Agnon was an ancient Greek rhetorician,[1] who wrote a work against rhetoric, which Quintilian calls "Rhetorices accusatio."[2] Some modern scholars have considered this Agnon to be the same man as the demagogue Agnonides,[3] the contemporary of Phocion, as the latter is in some manuscripts of Cornelius Nepos called Agnon.[4] But the manner in which Agnon is mentioned by Quintilian shows that he is a rhetorician, who lived at a much later period than the 4th century BC suggested by an identification with Agnonides. Whether however he is the same as the academic philosopher mentioned by Athenaeus is still a matter of some debate.[5]


  1. ^ Schmitz, Leonhard (1867), "Agnon", in Smith, William, Dictionary of Greek and Roman Biography and Mythology 1, Boston: Little, Brown and Company, p. 74 
  2. ^ Quintilian, ii. 17. § 15
  3. ^ David Ruhnken, Hist.

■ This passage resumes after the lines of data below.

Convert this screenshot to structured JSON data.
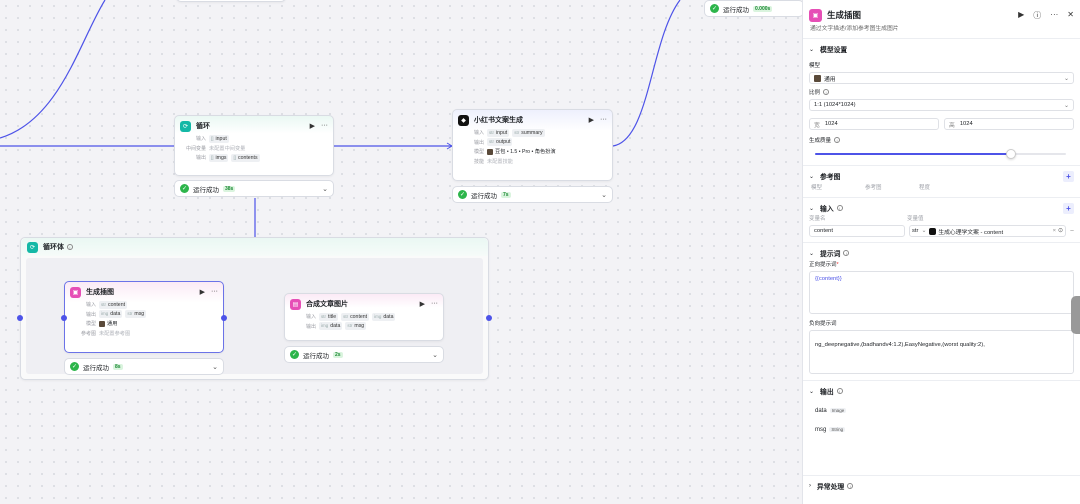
{
  "canvas": {
    "top_status": {
      "label": "运行成功",
      "duration": "0.000s"
    },
    "loop": {
      "title": "循环",
      "rows": [
        {
          "label": "输入",
          "tags": [
            {
              "t": "[]",
              "v": "input"
            }
          ]
        },
        {
          "label": "中间变量",
          "gray": "未配置中间变量"
        },
        {
          "label": "输出",
          "tags": [
            {
              "t": "[]",
              "v": "imgs"
            },
            {
              "t": "[]",
              "v": "contents"
            }
          ]
        }
      ],
      "status": "运行成功",
      "duration": "38s"
    },
    "xhs": {
      "title": "小红书文案生成",
      "rows": [
        {
          "label": "输入",
          "tags": [
            {
              "t": "str",
              "v": "input"
            },
            {
              "t": "str",
              "v": "summary"
            }
          ]
        },
        {
          "label": "输出",
          "tags": [
            {
              "t": "str",
              "v": "output"
            }
          ]
        },
        {
          "label": "模型",
          "model": "豆包 • 1.5 • Pro • 角色扮演"
        },
        {
          "label": "技能",
          "gray": "未配置技能"
        }
      ],
      "status": "运行成功",
      "duration": "7s"
    },
    "loopbody": {
      "title": "循环体"
    },
    "genimg": {
      "title": "生成插图",
      "rows": [
        {
          "label": "输入",
          "tags": [
            {
              "t": "str",
              "v": "content"
            }
          ]
        },
        {
          "label": "输出",
          "tags": [
            {
              "t": "img",
              "v": "data"
            },
            {
              "t": "str",
              "v": "msg"
            }
          ]
        },
        {
          "label": "模型",
          "model": "通用"
        },
        {
          "label": "参考图",
          "gray": "未配置参考图"
        }
      ],
      "status": "运行成功",
      "duration": "8s"
    },
    "compose": {
      "title": "合成文章图片",
      "rows": [
        {
          "label": "输入",
          "tags": [
            {
              "t": "str",
              "v": "title"
            },
            {
              "t": "str",
              "v": "content"
            },
            {
              "t": "img",
              "v": "data"
            }
          ]
        },
        {
          "label": "输出",
          "tags": [
            {
              "t": "img",
              "v": "data"
            },
            {
              "t": "str",
              "v": "msg"
            }
          ]
        }
      ],
      "status": "运行成功",
      "duration": "2s"
    }
  },
  "panel": {
    "title": "生成插图",
    "desc": "通过文字描述/添加参考图生成图片",
    "model_section": "模型设置",
    "model_label": "模型",
    "model_value": "通用",
    "ratio_label": "比例",
    "ratio_value": "1:1 (1024*1024)",
    "width_prefix": "宽",
    "width_value": "1024",
    "height_prefix": "高",
    "height_value": "1024",
    "quality_label": "生成质量",
    "quality": 0.78,
    "ref_section": "参考图",
    "ref_cols": [
      "模型",
      "参考图",
      "程度"
    ],
    "input_section": "输入",
    "var_name_label": "变量名",
    "var_value_label": "变量值",
    "var_name": "content",
    "var_type": "str",
    "var_ref": "生成心理学文案 - content",
    "prompt_section": "提示词",
    "pos_label": "正向提示词",
    "pos_value": "{{content}}",
    "neg_label": "负向提示词",
    "neg_value": "ng_deepnegative,(badhandv4:1.2),EasyNegative,(worst quality:2),",
    "output_section": "输出",
    "outputs": [
      {
        "name": "data",
        "type": "Image"
      },
      {
        "name": "msg",
        "type": "String"
      }
    ],
    "error_section": "异常处理"
  },
  "colors": {
    "accent": "#4d53e8",
    "success": "#2db54b",
    "loop_icon": "#14b8a6",
    "img_icon": "#e64fb6"
  }
}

Crit. Orat. Graec. p. xc
  4. ^ Cornelius Nepos, Phoc. 3
  5. ^ Athenaeus, xiii. p. 602

 This article incorporates text from a publication now in the public domainSmith, William, ed. (1870). "article name needed". Dictionary of Greek and Roman Biography and Mythology.